When the bill reached the Senate, there was outrage at what Senator Patrick Leahy described as the attempted "carve-out of tobacco companies from RICO liability for foreign excise taxes." Senator Paul Sarbanes, chairman of the Banking Committee, removed the offending passage from the bill.

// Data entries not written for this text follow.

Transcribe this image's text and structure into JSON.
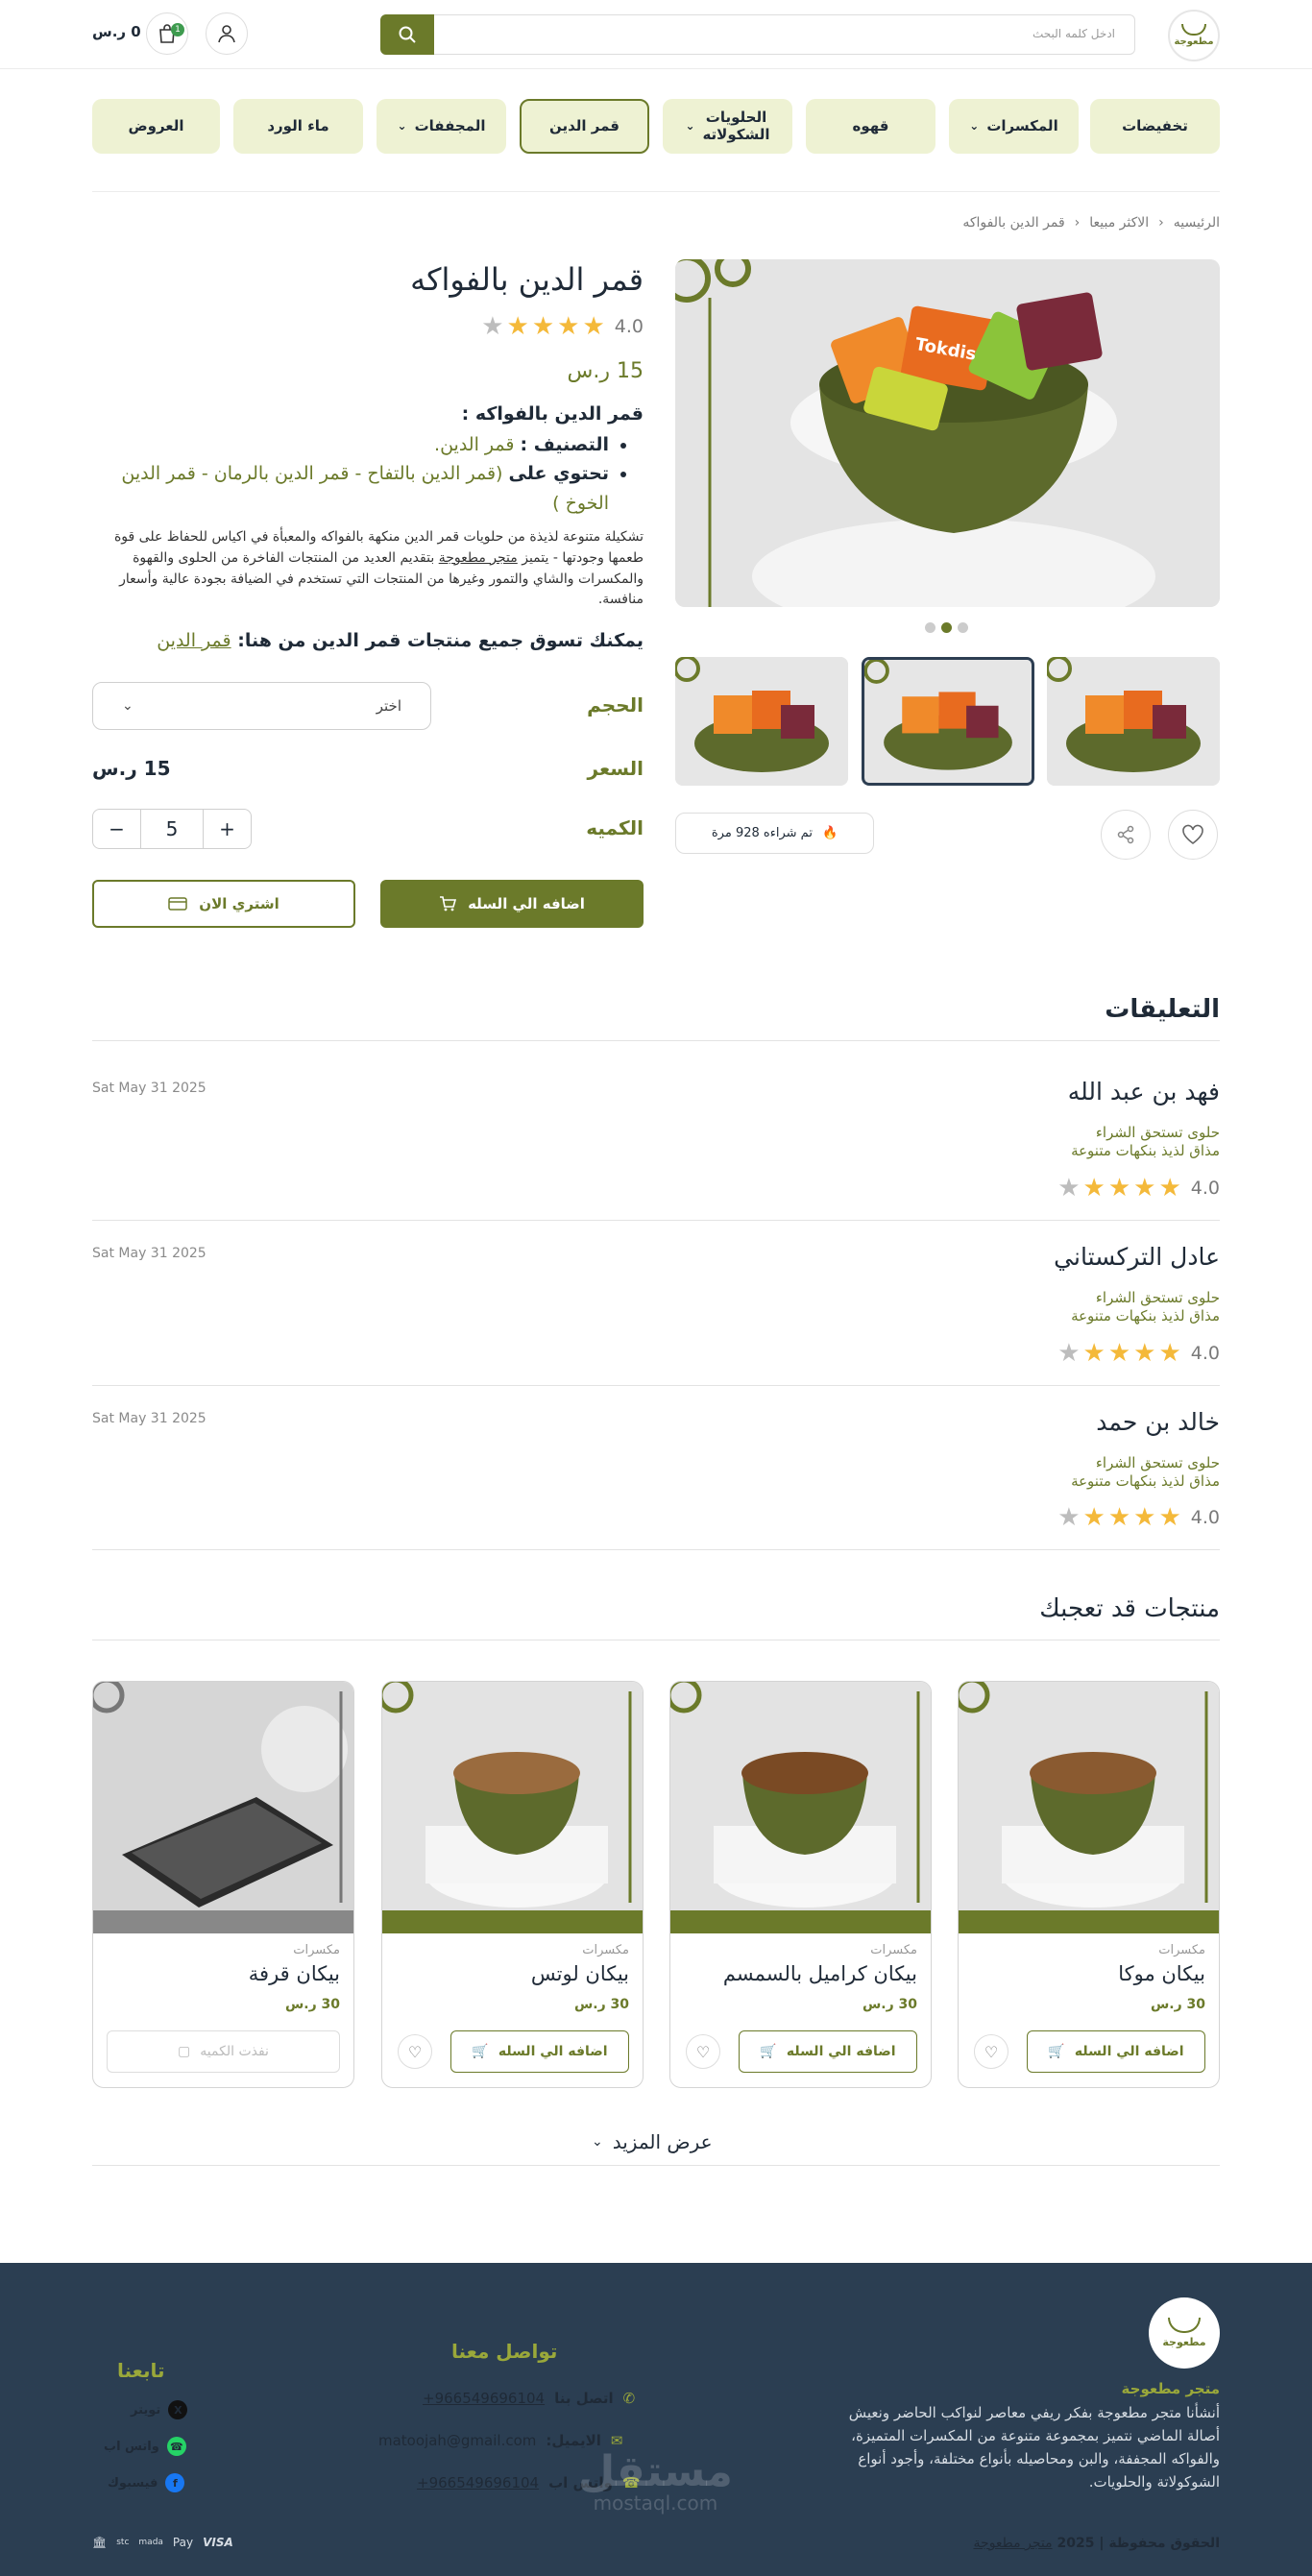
{
  "header": {
    "logo_text": "مطعوجة",
    "search_placeholder": "ادخل كلمه البحث",
    "cart_count": "1",
    "cart_total": "0 ر.س"
  },
  "nav": [
    {
      "label": "تخفيضات",
      "dropdown": false
    },
    {
      "label": "المكسرات",
      "dropdown": true
    },
    {
      "label": "قهوه",
      "dropdown": false
    },
    {
      "label": "الحلويات الشكولاته",
      "dropdown": true
    },
    {
      "label": "قمر الدين",
      "dropdown": false,
      "active": true
    },
    {
      "label": "المجففات",
      "dropdown": true
    },
    {
      "label": "ماء الورد",
      "dropdown": false
    },
    {
      "label": "العروض",
      "dropdown": false
    }
  ],
  "breadcrumb": [
    "الرئيسيه",
    "الاكثر مبيعا",
    "قمر الدين بالفواكه"
  ],
  "product": {
    "title": "قمر الدين بالفواكه",
    "rating": "4.0",
    "rating_value": 4,
    "price": "15 ر.س",
    "desc_heading": "قمر الدين بالفواكه :",
    "category_label": "التصنيف :",
    "category_value": "قمر الدين.",
    "contains_label": "تحتوي على",
    "contains_value": "(قمر الدين بالتفاح - قمر الدين بالرمان - قمر الدين الخوخ )",
    "paragraph_1": "تشكيلة متنوعة لذيذة من حلويات قمر الدين منكهة بالفواكه والمعبأة في اكياس للحفاظ على قوة طعمها وجودتها - يتميز ",
    "paragraph_link": "متجر مطعوجة",
    "paragraph_2": " بتقديم العديد من المنتجات الفاخرة من الحلوى والقهوة والمكسرات والشاي والتمور وغيرها من المنتجات التي تستخدم في الضيافة بجودة عالية وأسعار منافسة.",
    "shop_all_text": "يمكنك تسوق جميع منتجات قمر الدين من هنا:",
    "shop_all_link": "قمر الدين",
    "size_label": "الحجم",
    "size_placeholder": "اختر",
    "price_label": "السعر",
    "price_value": "15 ر.س",
    "qty_label": "الكميه",
    "qty_value": "5",
    "add_to_cart": "اضافه الي السله",
    "buy_now": "اشتري الان",
    "sold_text": "تم شراءه 928 مرة",
    "image_brand": "Tokdis"
  },
  "reviews": {
    "title": "التعليقات",
    "items": [
      {
        "name": "فهد بن عبد الله",
        "line1": "حلوى تستحق الشراء",
        "line2": "مذاق لذيذ بنكهات متنوعة",
        "rating": "4.0",
        "date": "Sat May 31 2025"
      },
      {
        "name": "عادل التركستاني",
        "line1": "حلوى تستحق الشراء",
        "line2": "مذاق لذيذ بنكهات متنوعة",
        "rating": "4.0",
        "date": "Sat May 31 2025"
      },
      {
        "name": "خالد بن حمد",
        "line1": "حلوى تستحق الشراء",
        "line2": "مذاق لذيذ بنكهات متنوعة",
        "rating": "4.0",
        "date": "Sat May 31 2025"
      }
    ]
  },
  "related": {
    "title": "منتجات قد تعجبك",
    "items": [
      {
        "category": "مكسرات",
        "name": "بيكان موكا",
        "price": "30 ر.س",
        "button": "اضافه الي السله"
      },
      {
        "category": "مكسرات",
        "name": "بيكان كراميل بالسمسم",
        "price": "30 ر.س",
        "button": "اضافه الي السله"
      },
      {
        "category": "مكسرات",
        "name": "بيكان لوتس",
        "price": "30 ر.س",
        "button": "اضافه الي السله"
      },
      {
        "category": "مكسرات",
        "name": "بيكان قرفة",
        "price": "30 ر.س",
        "button": "نفذت الكميه"
      }
    ],
    "more": "عرض المزيد"
  },
  "footer": {
    "store_name": "متجر مطعوجة",
    "description": "أنشأنا متجر مطعوجة بفكر ريفي معاصر لنواكب الحاضر ونعيش أصالة الماضي نتميز بمجموعة متنوعة من المكسرات المتميزة، والفواكه المجففة، والبن ومحاصيله بأنواع مختلفة، وأجود أنواع الشوكولاتة والحلويات.",
    "contact_title": "تواصل معنا",
    "call_label": "اتصل بنا",
    "call_value": "+966549696104",
    "email_label": "الايميل:",
    "email_value": "matoojah@gmail.com",
    "whatsapp_label": "واتس اب",
    "whatsapp_value": "+966549696104",
    "follow_title": "تابعنا",
    "social": [
      "تويتر",
      "واتس اب",
      "فيسبوك"
    ],
    "copyright_prefix": "الحقوق محفوظة | 2025 ",
    "copyright_link": "متجر مطعوجة",
    "payments": [
      "VISA",
      "Pay",
      "mada",
      "stc"
    ],
    "watermark": "مستقل",
    "watermark_url": "mostaql.com"
  },
  "colors": {
    "brand": "#6b7a2a",
    "nav_bg": "#eef2d3",
    "footer_bg": "#2b3e52",
    "star": "#f4b93a"
  }
}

On the day it passed the Senate, Massachusetts Senator John Kerry, a longtime advocate of tighter money-laundering laws, introduced a statement into the Congressional Record clarifying that the law could be used to pursue the sort of legal challenges now faced by the tobacco companies: "It is the intent of the legislature that our allies will have unimpeded access to our courts and the use of our laws if they are the victims of smuggling, fraud, money laundering or terrorism." On October 26, the Patriot Act was signed by President Bush without Oxley's language.
While the "suspenders" in the tobacco industry's offensive were gone, however, the "belt" remained--a narrowed definition of money laundering that denied future and current plaintiffs against the tobacco industry an important legal instrument. "What was left out," says an infuriated Waxman aide, "was far more important than what was not put in." As Richard Daynard, director of the Tobacco Litigation Center at Northeastern University, says, "The bill as originally drafted would have made the tobacco companies a lot more vulnerable to the [money laundering] charges."
As in Colombia, those who argued on behalf of the tobacco industry were also major recipients of the industry's largesse: A report by the Campaign for Tobacco Free Kids reveals that Republicans received 82 percent of the more than $18 million that the tobacco industry has poured into political campaigns since 1997. Oxley himself has received $34,300 from the tobacco industry since 1999, both for his political campaigns and his PAC, Leadership 2000, and he held a party at the 2000 Republican convention that was paid for partly by Philip Morris.